(Beginning of Extracted data)
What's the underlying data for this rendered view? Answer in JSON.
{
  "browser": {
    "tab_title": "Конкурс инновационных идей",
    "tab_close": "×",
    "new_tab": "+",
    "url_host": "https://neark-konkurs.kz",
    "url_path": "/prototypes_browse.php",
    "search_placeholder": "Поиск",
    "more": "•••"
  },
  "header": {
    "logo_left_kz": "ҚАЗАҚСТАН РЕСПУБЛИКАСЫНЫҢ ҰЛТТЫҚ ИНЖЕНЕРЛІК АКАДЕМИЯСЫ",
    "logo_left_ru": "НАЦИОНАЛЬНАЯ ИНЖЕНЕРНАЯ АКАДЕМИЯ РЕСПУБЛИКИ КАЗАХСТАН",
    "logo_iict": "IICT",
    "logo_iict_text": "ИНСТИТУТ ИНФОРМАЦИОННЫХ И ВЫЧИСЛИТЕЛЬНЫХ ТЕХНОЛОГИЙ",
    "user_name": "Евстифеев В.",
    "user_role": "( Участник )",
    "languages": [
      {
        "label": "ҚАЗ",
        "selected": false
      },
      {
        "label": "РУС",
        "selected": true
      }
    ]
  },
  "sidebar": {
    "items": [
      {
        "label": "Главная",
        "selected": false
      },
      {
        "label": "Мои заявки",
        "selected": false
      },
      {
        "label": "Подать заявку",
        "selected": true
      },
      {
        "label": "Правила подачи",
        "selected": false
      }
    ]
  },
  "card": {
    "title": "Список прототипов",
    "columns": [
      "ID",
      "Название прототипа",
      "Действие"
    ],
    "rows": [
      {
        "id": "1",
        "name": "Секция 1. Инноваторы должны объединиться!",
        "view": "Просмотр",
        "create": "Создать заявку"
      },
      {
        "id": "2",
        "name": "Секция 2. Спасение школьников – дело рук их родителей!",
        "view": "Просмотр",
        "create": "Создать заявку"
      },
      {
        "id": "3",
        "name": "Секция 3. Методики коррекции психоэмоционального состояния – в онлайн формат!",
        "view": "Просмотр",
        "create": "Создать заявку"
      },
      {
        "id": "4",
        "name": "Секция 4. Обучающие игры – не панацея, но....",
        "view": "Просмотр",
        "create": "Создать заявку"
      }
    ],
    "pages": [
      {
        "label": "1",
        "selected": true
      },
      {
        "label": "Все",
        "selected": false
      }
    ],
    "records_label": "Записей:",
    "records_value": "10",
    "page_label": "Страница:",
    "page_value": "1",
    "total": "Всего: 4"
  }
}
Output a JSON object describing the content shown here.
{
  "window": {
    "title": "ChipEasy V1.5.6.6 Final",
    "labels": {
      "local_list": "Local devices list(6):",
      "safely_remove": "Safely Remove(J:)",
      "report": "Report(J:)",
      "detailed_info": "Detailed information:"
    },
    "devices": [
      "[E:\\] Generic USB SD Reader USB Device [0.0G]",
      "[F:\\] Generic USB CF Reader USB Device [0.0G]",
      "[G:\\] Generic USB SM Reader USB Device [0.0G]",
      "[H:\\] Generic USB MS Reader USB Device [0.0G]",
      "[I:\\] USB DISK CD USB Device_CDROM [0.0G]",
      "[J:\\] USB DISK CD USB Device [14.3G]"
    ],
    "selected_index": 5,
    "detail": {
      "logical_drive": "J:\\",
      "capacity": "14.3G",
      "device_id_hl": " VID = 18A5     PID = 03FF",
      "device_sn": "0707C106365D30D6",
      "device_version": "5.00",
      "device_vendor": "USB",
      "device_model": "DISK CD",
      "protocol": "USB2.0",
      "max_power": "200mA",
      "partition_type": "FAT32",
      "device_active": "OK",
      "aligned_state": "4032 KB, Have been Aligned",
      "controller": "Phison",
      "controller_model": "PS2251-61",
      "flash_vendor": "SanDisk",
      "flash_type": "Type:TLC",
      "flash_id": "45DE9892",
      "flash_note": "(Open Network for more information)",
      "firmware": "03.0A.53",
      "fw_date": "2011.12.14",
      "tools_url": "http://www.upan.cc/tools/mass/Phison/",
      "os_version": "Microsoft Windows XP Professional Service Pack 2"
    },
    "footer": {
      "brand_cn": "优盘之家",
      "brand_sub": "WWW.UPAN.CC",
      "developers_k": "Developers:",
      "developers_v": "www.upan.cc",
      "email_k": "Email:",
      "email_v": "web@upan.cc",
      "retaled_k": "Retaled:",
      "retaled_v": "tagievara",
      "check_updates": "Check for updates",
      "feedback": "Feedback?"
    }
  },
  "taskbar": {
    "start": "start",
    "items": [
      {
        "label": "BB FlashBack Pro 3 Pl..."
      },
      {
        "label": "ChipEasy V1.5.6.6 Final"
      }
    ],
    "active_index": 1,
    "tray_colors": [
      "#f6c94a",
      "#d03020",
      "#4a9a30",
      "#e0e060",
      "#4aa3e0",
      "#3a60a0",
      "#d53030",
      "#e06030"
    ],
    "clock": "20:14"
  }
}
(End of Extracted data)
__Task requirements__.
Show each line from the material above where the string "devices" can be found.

__Expected answer__.
      "local_list": "Local devices list(6):",
    "devices": [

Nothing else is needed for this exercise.